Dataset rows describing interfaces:
________________________________________
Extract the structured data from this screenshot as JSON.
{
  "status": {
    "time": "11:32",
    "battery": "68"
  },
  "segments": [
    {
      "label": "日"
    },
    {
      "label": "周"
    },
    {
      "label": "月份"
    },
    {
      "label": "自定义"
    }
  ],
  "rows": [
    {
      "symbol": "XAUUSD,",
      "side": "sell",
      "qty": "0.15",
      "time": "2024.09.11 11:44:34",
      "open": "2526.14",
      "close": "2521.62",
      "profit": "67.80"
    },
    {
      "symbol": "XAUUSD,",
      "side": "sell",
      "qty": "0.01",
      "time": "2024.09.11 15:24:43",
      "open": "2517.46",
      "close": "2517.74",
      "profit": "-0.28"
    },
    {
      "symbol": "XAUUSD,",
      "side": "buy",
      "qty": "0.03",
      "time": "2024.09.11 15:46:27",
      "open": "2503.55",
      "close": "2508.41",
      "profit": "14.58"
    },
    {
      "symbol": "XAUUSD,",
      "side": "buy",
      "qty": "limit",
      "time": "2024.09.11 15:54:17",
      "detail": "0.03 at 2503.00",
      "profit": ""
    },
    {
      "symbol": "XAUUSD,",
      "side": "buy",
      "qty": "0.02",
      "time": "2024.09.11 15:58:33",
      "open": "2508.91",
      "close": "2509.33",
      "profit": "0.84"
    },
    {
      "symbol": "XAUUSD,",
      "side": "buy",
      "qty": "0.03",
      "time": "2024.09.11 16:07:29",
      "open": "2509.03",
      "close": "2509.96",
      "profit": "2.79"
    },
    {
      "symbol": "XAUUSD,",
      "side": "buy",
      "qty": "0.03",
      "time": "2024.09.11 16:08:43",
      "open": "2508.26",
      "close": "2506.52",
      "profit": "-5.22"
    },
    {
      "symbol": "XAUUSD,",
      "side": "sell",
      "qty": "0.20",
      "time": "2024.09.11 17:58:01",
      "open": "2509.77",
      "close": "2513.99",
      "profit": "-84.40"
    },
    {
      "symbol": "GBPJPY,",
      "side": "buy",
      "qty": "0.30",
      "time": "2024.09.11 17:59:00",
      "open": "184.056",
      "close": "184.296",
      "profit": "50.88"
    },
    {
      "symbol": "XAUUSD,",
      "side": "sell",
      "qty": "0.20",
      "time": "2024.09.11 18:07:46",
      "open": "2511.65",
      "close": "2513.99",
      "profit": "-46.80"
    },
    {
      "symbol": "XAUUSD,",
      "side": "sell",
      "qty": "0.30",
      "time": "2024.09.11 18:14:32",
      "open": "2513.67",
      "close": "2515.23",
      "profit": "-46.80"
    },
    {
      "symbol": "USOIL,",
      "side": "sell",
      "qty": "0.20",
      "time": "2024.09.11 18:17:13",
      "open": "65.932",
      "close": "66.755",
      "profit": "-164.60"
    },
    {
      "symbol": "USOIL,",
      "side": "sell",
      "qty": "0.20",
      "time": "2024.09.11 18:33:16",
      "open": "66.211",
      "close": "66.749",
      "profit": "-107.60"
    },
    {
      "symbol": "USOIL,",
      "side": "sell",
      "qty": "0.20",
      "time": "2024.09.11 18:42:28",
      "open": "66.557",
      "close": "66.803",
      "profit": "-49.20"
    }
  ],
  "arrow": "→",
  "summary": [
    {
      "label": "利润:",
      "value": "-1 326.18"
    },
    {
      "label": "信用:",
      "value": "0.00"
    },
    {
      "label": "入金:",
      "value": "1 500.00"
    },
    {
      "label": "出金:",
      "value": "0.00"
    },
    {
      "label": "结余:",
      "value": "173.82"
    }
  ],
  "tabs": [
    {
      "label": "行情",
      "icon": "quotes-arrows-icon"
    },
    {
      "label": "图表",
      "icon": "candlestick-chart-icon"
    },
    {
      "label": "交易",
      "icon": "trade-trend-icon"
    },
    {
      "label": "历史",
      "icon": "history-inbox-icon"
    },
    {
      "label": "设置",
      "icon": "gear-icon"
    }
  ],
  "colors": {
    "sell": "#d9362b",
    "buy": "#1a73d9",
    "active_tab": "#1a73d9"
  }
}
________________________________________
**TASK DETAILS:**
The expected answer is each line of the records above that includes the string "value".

**EXERCISE OUTPUT:**
      "value": "-1 326.18"
      "value": "0.00"
      "value": "1 500.00"
      "value": "0.00"
      "value": "173.82"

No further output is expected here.